**Work order:**
Go through the entries and copy every line that has the string "this" in it.

**Source information:**
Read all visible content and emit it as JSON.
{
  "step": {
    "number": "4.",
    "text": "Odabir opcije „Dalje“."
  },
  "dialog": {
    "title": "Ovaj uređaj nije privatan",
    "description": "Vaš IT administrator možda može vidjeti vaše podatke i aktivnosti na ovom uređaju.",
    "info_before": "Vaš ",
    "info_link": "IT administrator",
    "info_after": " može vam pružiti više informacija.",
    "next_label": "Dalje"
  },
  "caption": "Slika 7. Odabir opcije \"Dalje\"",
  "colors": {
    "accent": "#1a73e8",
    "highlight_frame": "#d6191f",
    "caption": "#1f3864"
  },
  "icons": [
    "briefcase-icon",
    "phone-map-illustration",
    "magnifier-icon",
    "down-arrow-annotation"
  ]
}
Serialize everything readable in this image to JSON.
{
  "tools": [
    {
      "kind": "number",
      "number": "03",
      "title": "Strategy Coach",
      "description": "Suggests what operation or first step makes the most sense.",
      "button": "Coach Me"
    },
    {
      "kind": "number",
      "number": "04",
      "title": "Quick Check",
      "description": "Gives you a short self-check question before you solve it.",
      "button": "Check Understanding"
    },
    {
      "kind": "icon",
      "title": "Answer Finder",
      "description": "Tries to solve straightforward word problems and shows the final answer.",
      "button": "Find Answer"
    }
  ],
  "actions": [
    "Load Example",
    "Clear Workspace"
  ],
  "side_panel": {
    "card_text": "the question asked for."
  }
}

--

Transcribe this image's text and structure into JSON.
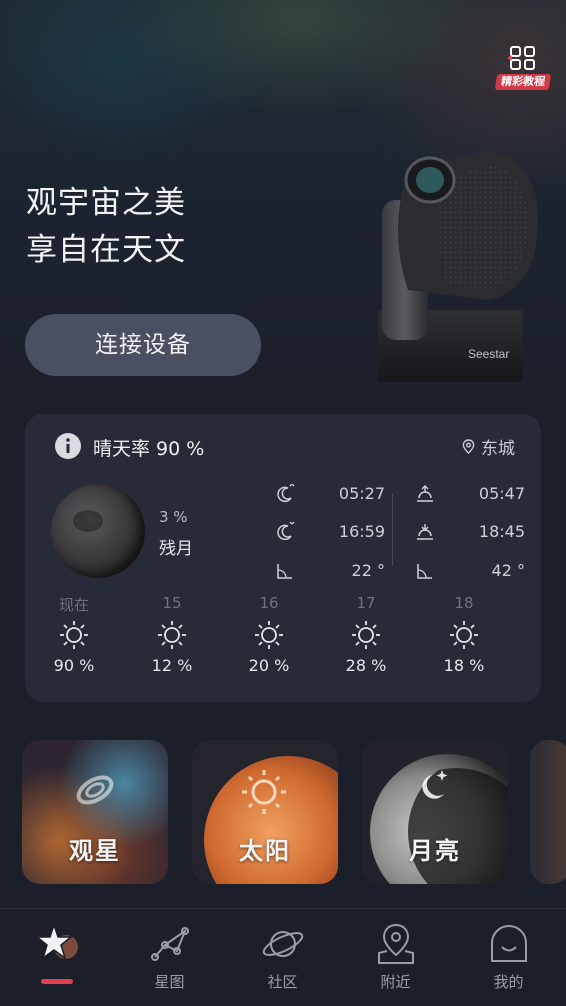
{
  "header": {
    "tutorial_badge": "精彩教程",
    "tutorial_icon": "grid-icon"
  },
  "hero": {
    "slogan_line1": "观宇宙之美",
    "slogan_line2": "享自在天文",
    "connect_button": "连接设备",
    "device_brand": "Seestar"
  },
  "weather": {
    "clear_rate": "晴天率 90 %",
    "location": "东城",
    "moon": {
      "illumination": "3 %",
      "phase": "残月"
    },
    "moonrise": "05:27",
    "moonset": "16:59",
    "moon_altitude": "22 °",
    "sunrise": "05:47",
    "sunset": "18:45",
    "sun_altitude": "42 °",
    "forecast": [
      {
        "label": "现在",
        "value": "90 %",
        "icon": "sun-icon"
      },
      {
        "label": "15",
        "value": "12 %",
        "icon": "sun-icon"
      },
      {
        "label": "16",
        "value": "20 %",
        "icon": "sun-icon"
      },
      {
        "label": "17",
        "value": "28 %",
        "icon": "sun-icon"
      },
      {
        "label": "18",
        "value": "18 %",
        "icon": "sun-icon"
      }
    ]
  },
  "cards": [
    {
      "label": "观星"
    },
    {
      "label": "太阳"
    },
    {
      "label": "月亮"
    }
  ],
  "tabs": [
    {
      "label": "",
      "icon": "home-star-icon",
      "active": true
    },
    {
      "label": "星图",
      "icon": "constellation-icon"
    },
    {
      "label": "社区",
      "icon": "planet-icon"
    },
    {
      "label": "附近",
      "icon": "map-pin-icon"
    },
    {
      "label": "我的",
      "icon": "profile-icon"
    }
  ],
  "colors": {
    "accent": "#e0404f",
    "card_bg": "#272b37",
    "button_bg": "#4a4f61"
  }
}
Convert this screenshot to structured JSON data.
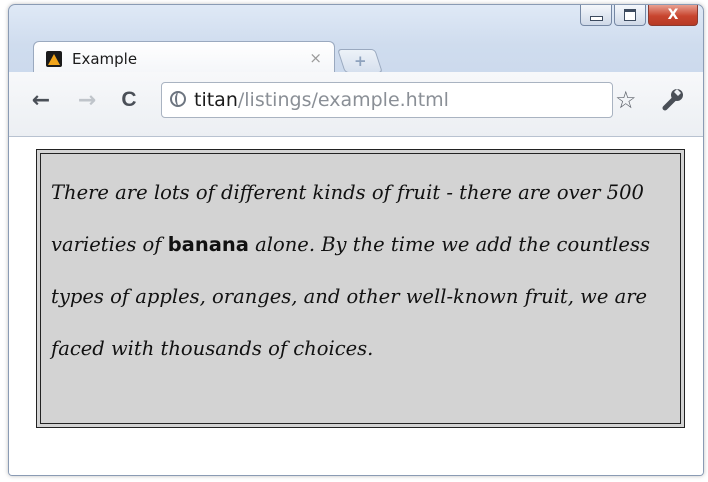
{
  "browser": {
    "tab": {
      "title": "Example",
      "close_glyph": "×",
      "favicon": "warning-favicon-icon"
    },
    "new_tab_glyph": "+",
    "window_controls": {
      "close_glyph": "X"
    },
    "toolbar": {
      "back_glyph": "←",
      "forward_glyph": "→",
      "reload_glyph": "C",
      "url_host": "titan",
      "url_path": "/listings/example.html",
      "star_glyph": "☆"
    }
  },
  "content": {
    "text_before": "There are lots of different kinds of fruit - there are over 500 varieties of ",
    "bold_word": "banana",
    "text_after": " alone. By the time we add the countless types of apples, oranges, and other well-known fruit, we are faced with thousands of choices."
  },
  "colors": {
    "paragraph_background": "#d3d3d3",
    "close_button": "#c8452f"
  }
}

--

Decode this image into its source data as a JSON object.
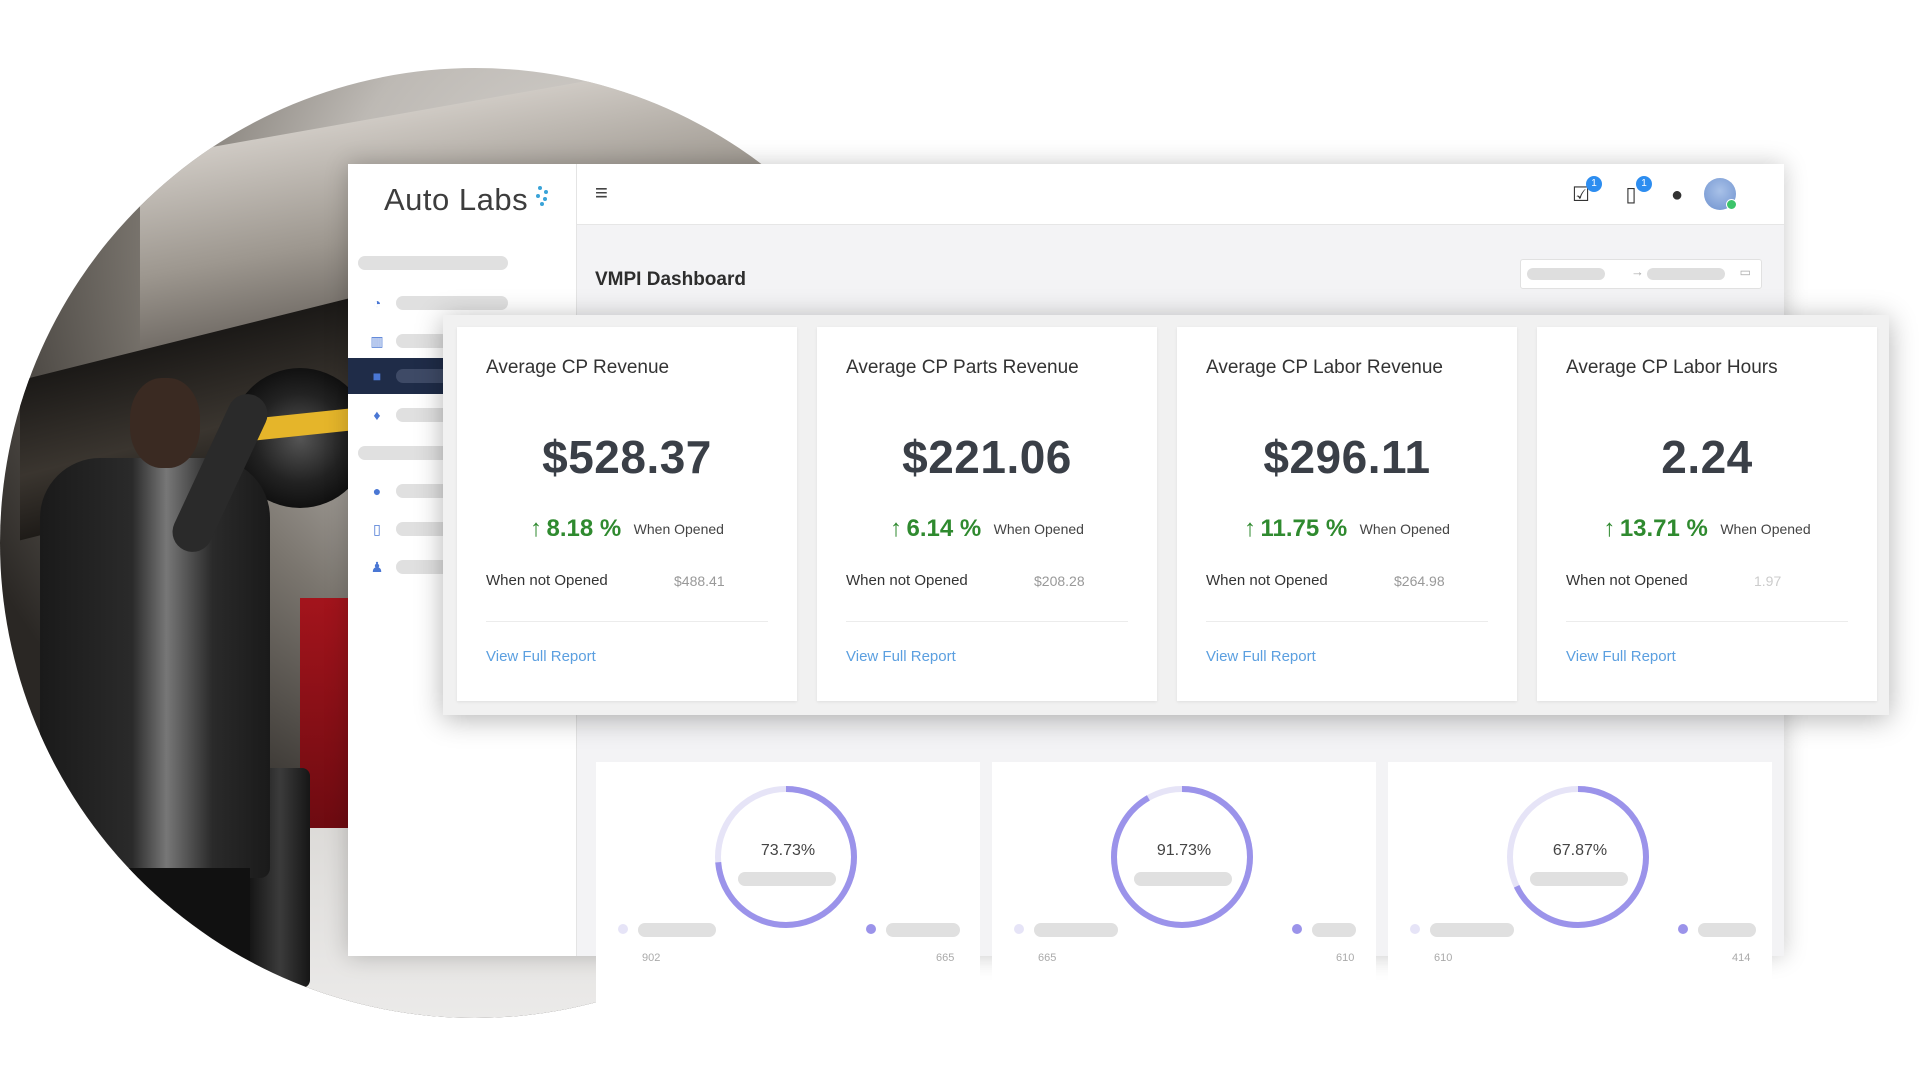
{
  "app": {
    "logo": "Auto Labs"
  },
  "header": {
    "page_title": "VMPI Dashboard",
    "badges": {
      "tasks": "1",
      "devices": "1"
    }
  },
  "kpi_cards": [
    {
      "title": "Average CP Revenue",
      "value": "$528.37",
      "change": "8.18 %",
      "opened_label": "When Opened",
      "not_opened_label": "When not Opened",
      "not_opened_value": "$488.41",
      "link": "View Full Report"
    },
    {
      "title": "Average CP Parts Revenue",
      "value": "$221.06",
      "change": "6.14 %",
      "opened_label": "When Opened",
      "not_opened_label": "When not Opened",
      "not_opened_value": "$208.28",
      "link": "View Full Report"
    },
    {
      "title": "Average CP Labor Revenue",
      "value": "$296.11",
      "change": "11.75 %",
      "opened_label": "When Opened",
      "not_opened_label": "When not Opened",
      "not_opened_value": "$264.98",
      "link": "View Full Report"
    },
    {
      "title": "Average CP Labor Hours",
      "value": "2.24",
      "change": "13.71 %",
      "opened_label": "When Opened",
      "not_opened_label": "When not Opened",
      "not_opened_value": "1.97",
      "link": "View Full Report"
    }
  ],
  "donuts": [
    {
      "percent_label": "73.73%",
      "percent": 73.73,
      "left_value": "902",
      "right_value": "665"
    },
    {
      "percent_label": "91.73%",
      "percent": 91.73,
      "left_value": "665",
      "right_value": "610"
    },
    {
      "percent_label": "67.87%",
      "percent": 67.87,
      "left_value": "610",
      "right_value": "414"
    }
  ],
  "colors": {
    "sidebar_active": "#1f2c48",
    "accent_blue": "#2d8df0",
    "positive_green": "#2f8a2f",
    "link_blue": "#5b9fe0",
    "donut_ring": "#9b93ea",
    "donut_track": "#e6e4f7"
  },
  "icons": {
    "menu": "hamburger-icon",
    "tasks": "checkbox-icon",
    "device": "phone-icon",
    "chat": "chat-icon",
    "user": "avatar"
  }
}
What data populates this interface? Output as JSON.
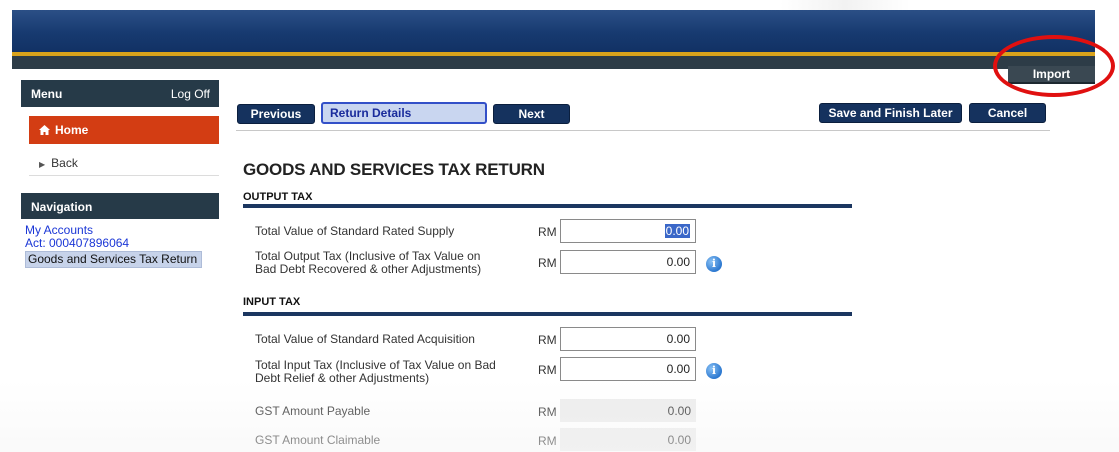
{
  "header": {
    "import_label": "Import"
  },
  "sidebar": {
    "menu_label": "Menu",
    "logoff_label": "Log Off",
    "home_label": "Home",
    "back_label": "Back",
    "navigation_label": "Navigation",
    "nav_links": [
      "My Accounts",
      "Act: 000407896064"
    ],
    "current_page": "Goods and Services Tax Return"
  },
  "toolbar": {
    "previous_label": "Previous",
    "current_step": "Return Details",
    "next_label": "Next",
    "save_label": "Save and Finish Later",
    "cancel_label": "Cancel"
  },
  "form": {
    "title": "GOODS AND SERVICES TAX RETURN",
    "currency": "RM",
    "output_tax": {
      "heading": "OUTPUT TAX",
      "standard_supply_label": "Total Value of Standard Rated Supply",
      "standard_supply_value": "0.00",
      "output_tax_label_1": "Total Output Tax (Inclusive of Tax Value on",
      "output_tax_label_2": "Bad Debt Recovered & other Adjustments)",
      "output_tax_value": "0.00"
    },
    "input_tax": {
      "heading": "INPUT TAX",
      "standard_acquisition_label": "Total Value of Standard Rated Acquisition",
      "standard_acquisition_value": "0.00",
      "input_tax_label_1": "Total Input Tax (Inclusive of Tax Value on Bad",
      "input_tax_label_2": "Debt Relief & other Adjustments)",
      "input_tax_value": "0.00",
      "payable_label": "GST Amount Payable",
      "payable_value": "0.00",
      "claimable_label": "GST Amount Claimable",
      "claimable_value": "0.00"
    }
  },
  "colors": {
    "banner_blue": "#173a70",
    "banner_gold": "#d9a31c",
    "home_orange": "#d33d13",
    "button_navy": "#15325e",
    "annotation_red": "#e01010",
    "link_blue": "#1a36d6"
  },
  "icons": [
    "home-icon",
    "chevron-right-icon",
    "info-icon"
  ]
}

**Final answer:**
Serialize everything readable in this image to JSON.
Transcribe this image's text and structure into JSON.
Convert this screenshot to structured JSON data.
Decode this image into its source data as a JSON object.
What data populates this interface? Output as JSON.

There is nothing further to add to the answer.